Panama just posted November records of migration through the dangerous Darién Gap jungles that straddle its border with Colombia. The result is unsurprising. They show that denying protection to people, even as it violates international human rights standards, will keep them from trying to come, at least in the short term.

Migration through the Darién plummeted 72 percent from October to November. This was led by a 98 percent drop in migration from Venezuela.

That fewer people risked crossing through the Darién Gap should be good news: hundreds each year die, are attacked, and suffer sexual violence along this ungoverned 60-mile walk. But the reason for the decline is not a happy one.

On October 12, the U.S. and Mexican governments announced that any Venezuelan citizens encountered at the U.S.-Mexico border would be swiftly expelled back into Mexico, without even affording them the chance to seek asylum. That denial of asylum is usually illegal, but the U.S. government invoked the Title 42 pandemic authority, in place since March 2020. On November 15, a U.S. federal judge struck down Title 42, so the expulsions should stop by December 21.

For now, though, the Title 42 expansion forced a pause in U.S.-bound migration through the Darién Gap. For unclear reasons, November also saw declines in migration of citizens from Peru (-92%), Colombia (-87%), Cameroon (-44%), Afghanistan (-31%), the Dominican Republic (-30%), and Ecuador (-25%). Other countries increased, though: Nigeria (+56%), China (+38%), Haiti (+24%), India (+20), and Bangladesh (+18%).

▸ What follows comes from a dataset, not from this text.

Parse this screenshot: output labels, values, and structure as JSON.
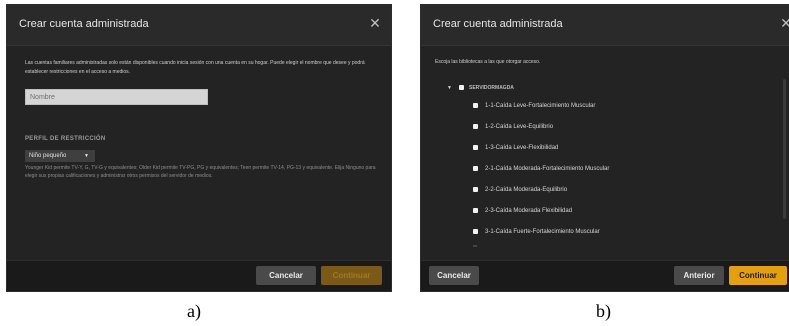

Despite the November decline, 2022 is already the busiest year for migration in the history of the Darién Gap, which until recently was viewed as nearly impenetrable.